It was beautiful. When you connect farmers representing different communities, you create a spider web of one giant community. Farming is not easy. Especially when you view it through the lens of food justice, and the many other complexities of farming that go beyond just growing food. It’s easy for people in this field of work to get burnt out. In many cases, farmers are barely paid a living wage compared to other job sects in society, even though without agriculture, there is no other job force, there are no people to be a part of any workforce. It’s also physically demanding, and definitely has its wear and tear on the body, along with many other reasons that will leave someone running on fumes by the end of a growing season. So when farmers gather from all over the country, we lift each other up again. Inspire one another with our projects back home. We remember why we’re in agriculture. This event basically allowed us to create a support system of like minded people.

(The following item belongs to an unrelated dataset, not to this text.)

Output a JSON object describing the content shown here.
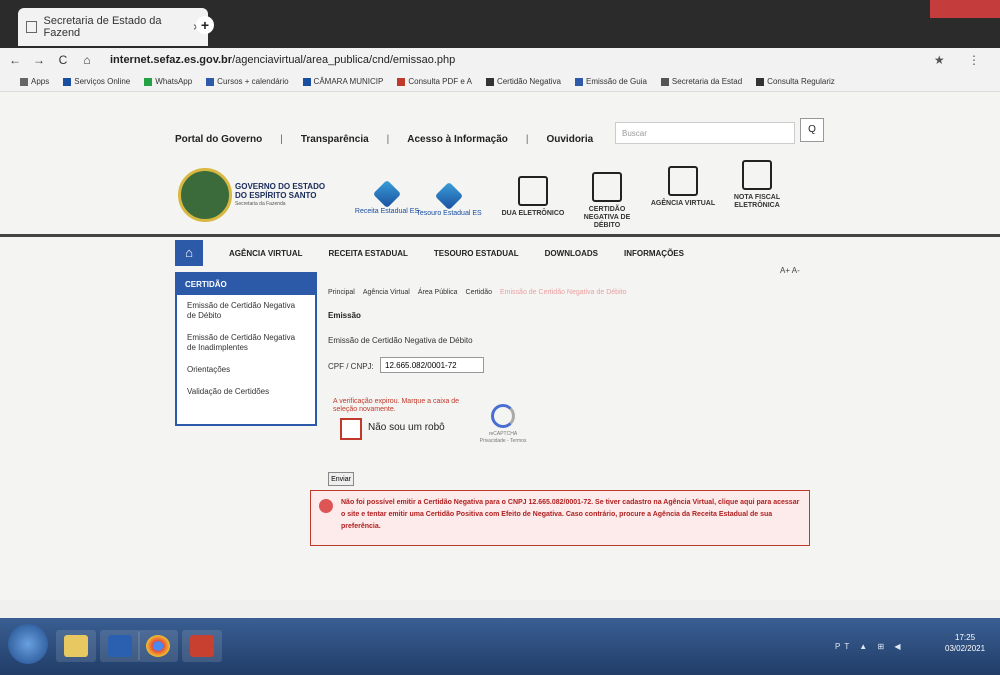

That seems like such a rewarding benefit of the event–meeting and learning from farmers with varying backgrounds and specialties, but ultimately enjoying the unity of the community.
Your expertise also qualified you for a special “Train the Trainer” program within the overall event. Can you tell us more about this?
Under the Train the Trainer program, I was included in the facilitator team while also having the opportunity to attend some of the workshops as a student. I taught several classes, as well as sharing knowledge outside of the class setting.
Ironically, this was one aspect of the program that highlighted the program as a non-hierarchical learning space. With everyone being open-minded enough to learn from each other, and allow space for teaching from non-facilitators, there is an opportunity for everyone to learn and grow beyond expectations.
With the event behind you, and having had some time to reflect, what would you say are the major takeaways you brought home with you?
I understand my value and the value of my work at a much deeper level than I ever have before. There truly is no price for this type of self-empowerment.
That’s so important, and so deserved!
Have your experiences and lessons at the event changed or informed the way you approach your work with UP upon returning home?
Yes! Seeing the efforts being made in agriculture on a more national scale, especially when it comes to making healthy food more accessible to those affected by economic inequalities and systemic racism, made me even more acutely aware of the issue of food waste. I’d like to take this large-scale frustration and use it to better serve our clients through education, and on a more personal level. Our edible landscapes provide such a great amount of healthy food, and it’s important to see these harvests valued and used appropriately.
I also approach our farms as mini ecosystems that I’m able to help thrive. It’s a great opportunity to bring a piece of urban land into harmony with the surrounding biodiversity.
Any advice for other Black-Indigenous-People of Color who are interested in the event, farming, or learning more about sustainable agriculture in general?
Tending to the wild is an ancient practice. Find out where your roots are from. Look back to the traditions of your ancestors, and how they tended to nature and all its cycles, patterns and seasons. You will have a deeper appreciation for their resiliency and your own. Don’t stop learning, practicing, remembering your connection to nature, because you are nature.
Our thanks to Ariana for her dedication, both as a valued member of the team here at U.P. and an influential member of the global community of farming, and for chatting with us about her experiences with the BIPOC FIRE program.
To learn more about the BIPOC Farmer’s Immersion, please click here to visit their website.